Dataset records
══════════════════════════════

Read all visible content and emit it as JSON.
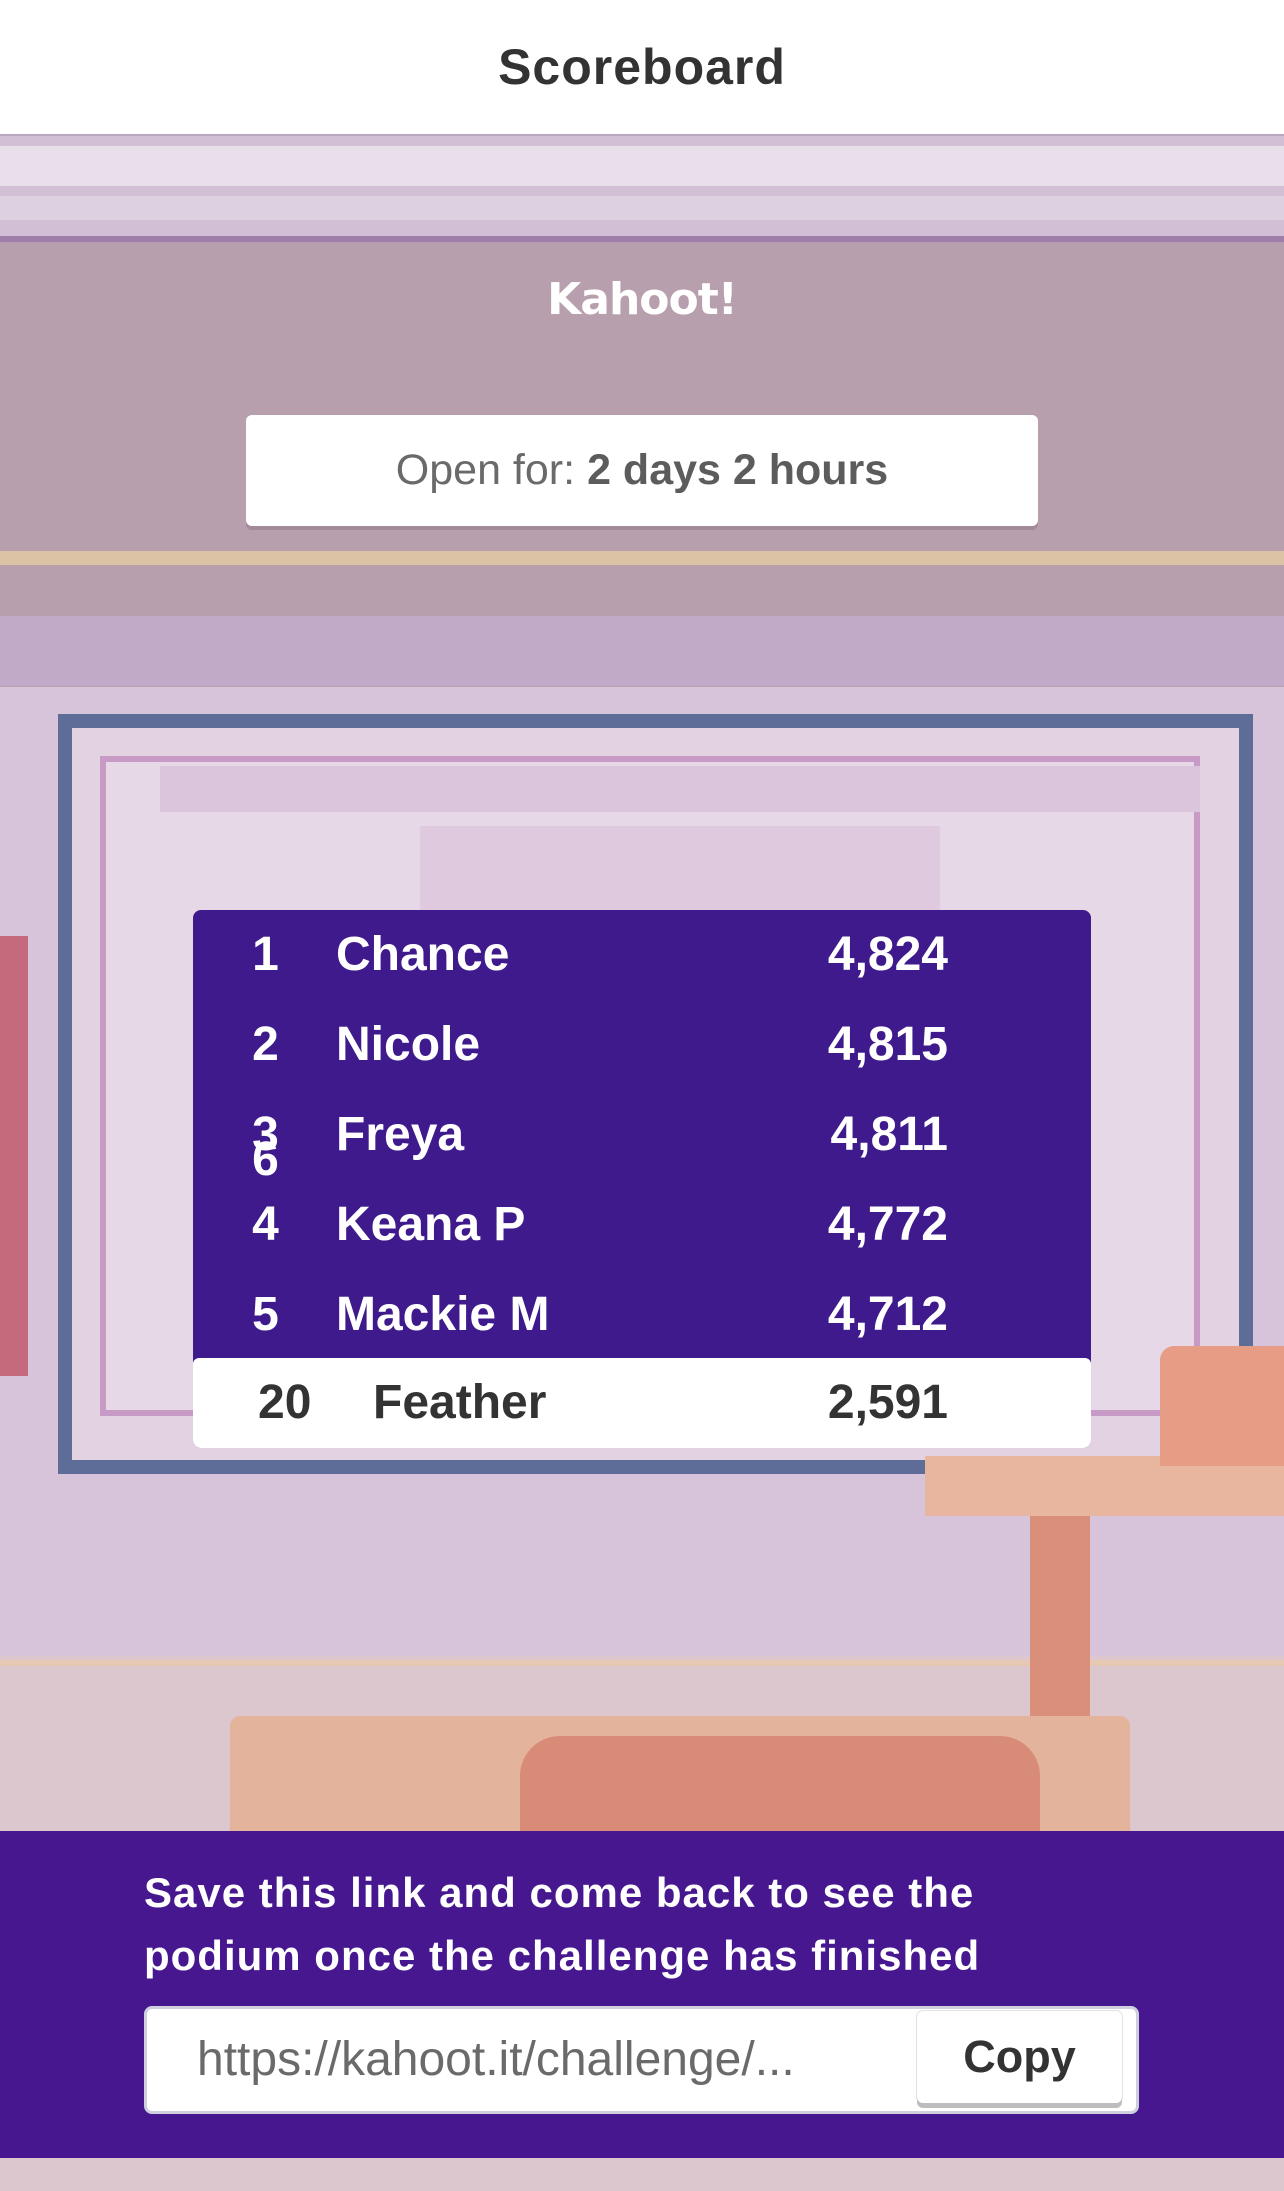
{
  "header": {
    "title": "Scoreboard"
  },
  "logo": {
    "text": "Kahoot!"
  },
  "status": {
    "open_label": "Open for:",
    "open_value": "2 days 2 hours"
  },
  "scoreboard": {
    "rows": [
      {
        "rank": "1",
        "name": "Chance",
        "score": "4,824"
      },
      {
        "rank": "2",
        "name": "Nicole",
        "score": "4,815"
      },
      {
        "rank": "3",
        "rank_extra": "6",
        "name": "Freya",
        "score": "4,811"
      },
      {
        "rank": "4",
        "name": "Keana P",
        "score": "4,772"
      },
      {
        "rank": "5",
        "name": "Mackie M",
        "score": "4,712"
      }
    ],
    "own": {
      "rank": "20",
      "name": "Feather",
      "score": "2,591"
    }
  },
  "footer": {
    "message": "Save this link and come back to see the podium once the challenge has finished",
    "link": "https://kahoot.it/challenge/...",
    "copy_label": "Copy"
  },
  "colors": {
    "brand_purple": "#46178f",
    "board_purple": "#3f1a8c"
  }
}
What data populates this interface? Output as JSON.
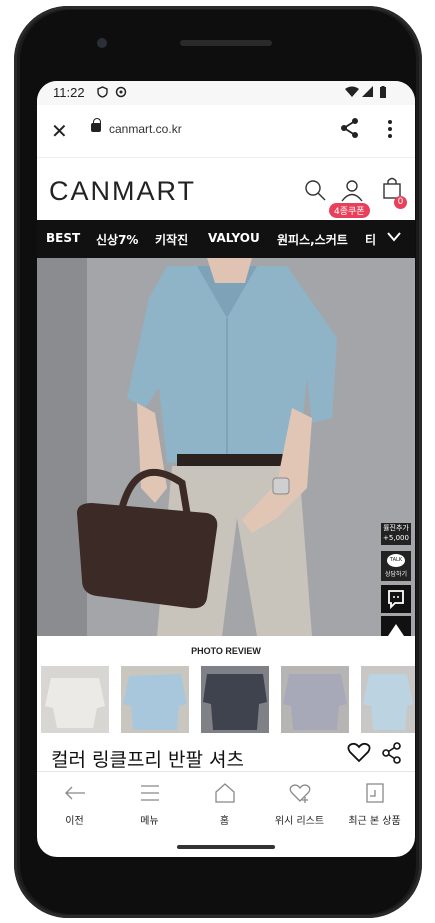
{
  "status": {
    "time": "11:22"
  },
  "browser": {
    "url": "canmart.co.kr"
  },
  "site": {
    "logo": "CANMART",
    "coupon_badge": "4종쿠폰",
    "cart_count": "0",
    "brand_color": "#e8405a"
  },
  "categories": [
    "BEST",
    "신상7%",
    "키작진",
    "VALYOU",
    "원피스,스커트",
    "티"
  ],
  "floating": {
    "photo_add": "률진추가",
    "photo_points": "+5,000",
    "talk_badge": "TALK",
    "talk_label": "상담하기"
  },
  "reviews": {
    "title": "PHOTO REVIEW"
  },
  "product": {
    "title": "컬러 링클프리 반팔 셔츠"
  },
  "bottom_nav": [
    {
      "label": "이전",
      "icon": "back-arrow-icon"
    },
    {
      "label": "메뉴",
      "icon": "hamburger-icon"
    },
    {
      "label": "홈",
      "icon": "home-icon"
    },
    {
      "label": "위시 리스트",
      "icon": "wishlist-heart-icon"
    },
    {
      "label": "최근 본 상품",
      "icon": "recent-items-icon"
    }
  ]
}
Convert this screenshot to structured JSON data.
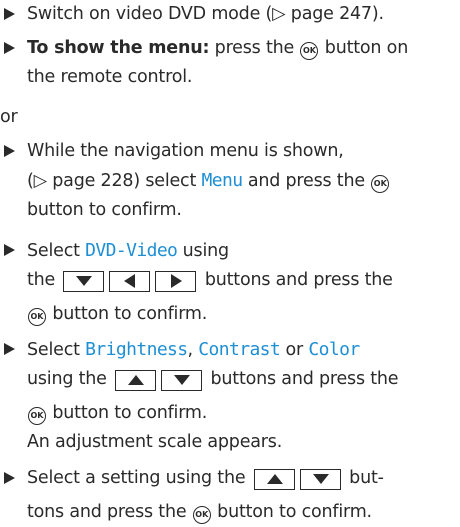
{
  "page_ref": "247",
  "page_ref_2": "228",
  "ok_label": "OK",
  "s1": {
    "text_a": "Switch on video DVD mode (",
    "arrow": "▷",
    "page_word": " page ",
    "text_b": ")."
  },
  "s2": {
    "bold": "To show the menu:",
    "text_a": " press the ",
    "text_b": " button on",
    "line2": "the remote control."
  },
  "or_text": "or",
  "s3": {
    "line1": "While the navigation menu is shown,",
    "paren_open": "(",
    "arrow": "▷",
    "page_word": " page ",
    "paren_close": ") select ",
    "menu_word": "Menu",
    "text_b": " and press the ",
    "line3": "button to confirm."
  },
  "s4": {
    "text_a": "Select ",
    "code": "DVD-Video",
    "text_b": " using",
    "line2_a": "the ",
    "line2_b": " buttons and press the",
    "line3": " button to confirm."
  },
  "s5": {
    "text_a": "Select ",
    "code1": "Brightness",
    "comma": ", ",
    "code2": "Contrast",
    "or": " or ",
    "code3": "Color",
    "line2_a": "using the ",
    "line2_b": " buttons and press the",
    "line3": " button to confirm.",
    "line4": "An adjustment scale appears."
  },
  "s6": {
    "text_a": "Select a setting using the ",
    "text_b": " but-",
    "line2_a": "tons and press the ",
    "line2_b": " button to confirm."
  },
  "icons": {
    "bullet": "triangle-bullet-icon",
    "ok": "ok-button-icon",
    "up": "arrow-up-button-icon",
    "down": "arrow-down-button-icon",
    "left": "arrow-left-button-icon",
    "right": "arrow-right-button-icon"
  },
  "colors": {
    "text": "#2a2a2a",
    "highlight": "#1e8fd4"
  }
}
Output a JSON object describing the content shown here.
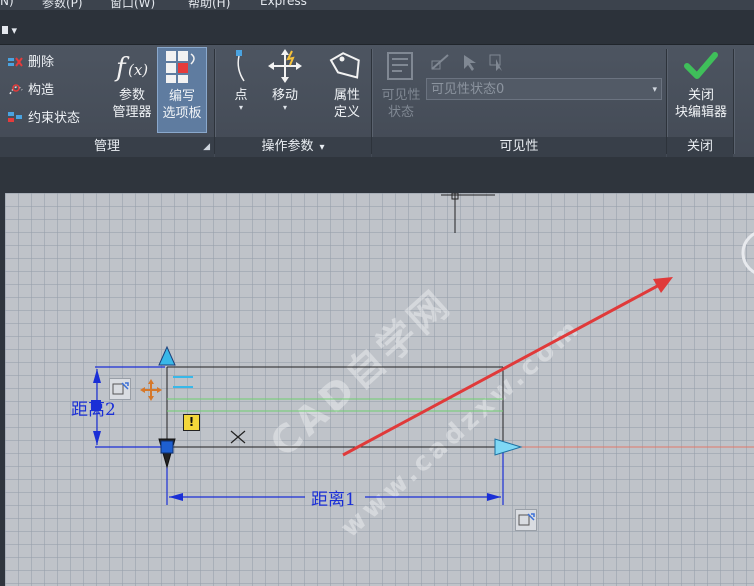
{
  "menu": {
    "items": [
      "N)",
      "参数(P)",
      "窗口(W)",
      "帮助(H)",
      "Express"
    ]
  },
  "quick_access": {
    "caret": "▾"
  },
  "ribbon": {
    "manage_panel": {
      "title": "管理",
      "items": [
        {
          "label": "删除",
          "icon": "delete-icon"
        },
        {
          "label": "构造",
          "icon": "construct-icon"
        },
        {
          "label": "约束状态",
          "icon": "constraint-status-icon"
        }
      ],
      "param_manager": {
        "line1": "参数",
        "line2": "管理器",
        "icon": "fx-icon"
      },
      "write_palette": {
        "line1": "编写",
        "line2": "选项板",
        "icon": "palette-icon"
      }
    },
    "action_params_panel": {
      "title": "操作参数",
      "title_caret": "▾",
      "point": {
        "label": "点",
        "icon": "point-param-icon",
        "caret": "▾"
      },
      "move": {
        "label": "移动",
        "icon": "move-icon",
        "caret": "▾"
      },
      "attr_def": {
        "line1": "属性",
        "line2": "定义",
        "icon": "attribute-tag-icon"
      }
    },
    "visibility_panel": {
      "title": "可见性",
      "vis_state": {
        "line1": "可见性",
        "line2": "状态",
        "icon": "visibility-state-icon"
      },
      "select_value": "可见性状态0",
      "select_caret": "▾"
    },
    "close_panel": {
      "title": "关闭",
      "close_button": {
        "line1": "关闭",
        "line2": "块编辑器",
        "icon": "checkmark-icon"
      }
    }
  },
  "drawing": {
    "dimension_1": "距离1",
    "dimension_2": "距离2",
    "watermark_1": "CAD自学网",
    "watermark_2": "www.cadzxw.com"
  },
  "colors": {
    "accent_red_arrow": "#e03a3a",
    "dimension_blue": "#1a2fd6",
    "grip_cyan": "#39b8e8",
    "check_green": "#3fbf5a"
  }
}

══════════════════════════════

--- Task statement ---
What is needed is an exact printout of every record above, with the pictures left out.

--- Exercise result ---
Read all visible content and emit it as JSON.
{
  "header": {
    "title": "Scoreboard"
  },
  "logo": {
    "text": "Kahoot!"
  },
  "status": {
    "open_label": "Open for:",
    "open_value": "2 days 2 hours"
  },
  "scoreboard": {
    "rows": [
      {
        "rank": "1",
        "name": "Chance",
        "score": "4,824"
      },
      {
        "rank": "2",
        "name": "Nicole",
        "score": "4,815"
      },
      {
        "rank": "3",
        "rank_extra": "6",
        "name": "Freya",
        "score": "4,811"
      },
      {
        "rank": "4",
        "name": "Keana P",
        "score": "4,772"
      },
      {
        "rank": "5",
        "name": "Mackie M",
        "score": "4,712"
      }
    ],
    "own": {
      "rank": "20",
      "name": "Feather",
      "score": "2,591"
    }
  },
  "footer": {
    "message": "Save this link and come back to see the podium once the challenge has finished",
    "link": "https://kahoot.it/challenge/...",
    "copy_label": "Copy"
  },
  "colors": {
    "brand_purple": "#46178f",
    "board_purple": "#3f1a8c"
  }
}
What data populates this interface? Output as JSON.
{
  "status": {
    "time": "11:22"
  },
  "browser": {
    "url": "canmart.co.kr"
  },
  "site": {
    "logo": "CANMART",
    "coupon_badge": "4종쿠폰",
    "cart_count": "0",
    "brand_color": "#e8405a"
  },
  "categories": [
    "BEST",
    "신상7%",
    "키작진",
    "VALYOU",
    "원피스,스커트",
    "티"
  ],
  "floating": {
    "photo_add": "률진추가",
    "photo_points": "+5,000",
    "talk_badge": "TALK",
    "talk_label": "상담하기"
  },
  "reviews": {
    "title": "PHOTO REVIEW"
  },
  "product": {
    "title": "컬러 링클프리 반팔 셔츠"
  },
  "bottom_nav": [
    {
      "label": "이전",
      "icon": "back-arrow-icon"
    },
    {
      "label": "메뉴",
      "icon": "hamburger-icon"
    },
    {
      "label": "홈",
      "icon": "home-icon"
    },
    {
      "label": "위시 리스트",
      "icon": "wishlist-heart-icon"
    },
    {
      "label": "최근 본 상품",
      "icon": "recent-items-icon"
    }
  ]
}
Convert this screenshot to structured JSON data.
{
  "page_ref": "247",
  "page_ref_2": "228",
  "ok_label": "OK",
  "s1": {
    "text_a": "Switch on video DVD mode (",
    "arrow": "▷",
    "page_word": " page ",
    "text_b": ")."
  },
  "s2": {
    "bold": "To show the menu:",
    "text_a": " press the ",
    "text_b": " button on",
    "line2": "the remote control."
  },
  "or_text": "or",
  "s3": {
    "line1": "While the navigation menu is shown,",
    "paren_open": "(",
    "arrow": "▷",
    "page_word": " page ",
    "paren_close": ") select ",
    "menu_word": "Menu",
    "text_b": " and press the ",
    "line3": "button to confirm."
  },
  "s4": {
    "text_a": "Select ",
    "code": "DVD-Video",
    "text_b": " using",
    "line2_a": "the ",
    "line2_b": " buttons and press the",
    "line3": " button to confirm."
  },
  "s5": {
    "text_a": "Select ",
    "code1": "Brightness",
    "comma": ", ",
    "code2": "Contrast",
    "or": " or ",
    "code3": "Color",
    "line2_a": "using the ",
    "line2_b": " buttons and press the",
    "line3": " button to confirm.",
    "line4": "An adjustment scale appears."
  },
  "s6": {
    "text_a": "Select a setting using the ",
    "text_b": " but-",
    "line2_a": "tons and press the ",
    "line2_b": " button to confirm."
  },
  "icons": {
    "bullet": "triangle-bullet-icon",
    "ok": "ok-button-icon",
    "up": "arrow-up-button-icon",
    "down": "arrow-down-button-icon",
    "left": "arrow-left-button-icon",
    "right": "arrow-right-button-icon"
  },
  "colors": {
    "text": "#2a2a2a",
    "highlight": "#1e8fd4"
  }
}
Output a JSON object describing the content shown here.
{
  "menu": {
    "items": [
      "N)",
      "参数(P)",
      "窗口(W)",
      "帮助(H)",
      "Express"
    ]
  },
  "quick_access": {
    "caret": "▾"
  },
  "ribbon": {
    "manage_panel": {
      "title": "管理",
      "items": [
        {
          "label": "删除",
          "icon": "delete-icon"
        },
        {
          "label": "构造",
          "icon": "construct-icon"
        },
        {
          "label": "约束状态",
          "icon": "constraint-status-icon"
        }
      ],
      "param_manager": {
        "line1": "参数",
        "line2": "管理器",
        "icon": "fx-icon"
      },
      "write_palette": {
        "line1": "编写",
        "line2": "选项板",
        "icon": "palette-icon"
      }
    },
    "action_params_panel": {
      "title": "操作参数",
      "title_caret": "▾",
      "point": {
        "label": "点",
        "icon": "point-param-icon",
        "caret": "▾"
      },
      "move": {
        "label": "移动",
        "icon": "move-icon",
        "caret": "▾"
      },
      "attr_def": {
        "line1": "属性",
        "line2": "定义",
        "icon": "attribute-tag-icon"
      }
    },
    "visibility_panel": {
      "title": "可见性",
      "vis_state": {
        "line1": "可见性",
        "line2": "状态",
        "icon": "visibility-state-icon"
      },
      "select_value": "可见性状态0",
      "select_caret": "▾"
    },
    "close_panel": {
      "title": "关闭",
      "close_button": {
        "line1": "关闭",
        "line2": "块编辑器",
        "icon": "checkmark-icon"
      }
    }
  },
  "drawing": {
    "dimension_1": "距离1",
    "dimension_2": "距离2",
    "watermark_1": "CAD自学网",
    "watermark_2": "www.cadzxw.com"
  },
  "colors": {
    "accent_red_arrow": "#e03a3a",
    "dimension_blue": "#1a2fd6",
    "grip_cyan": "#39b8e8",
    "check_green": "#3fbf5a"
  }
}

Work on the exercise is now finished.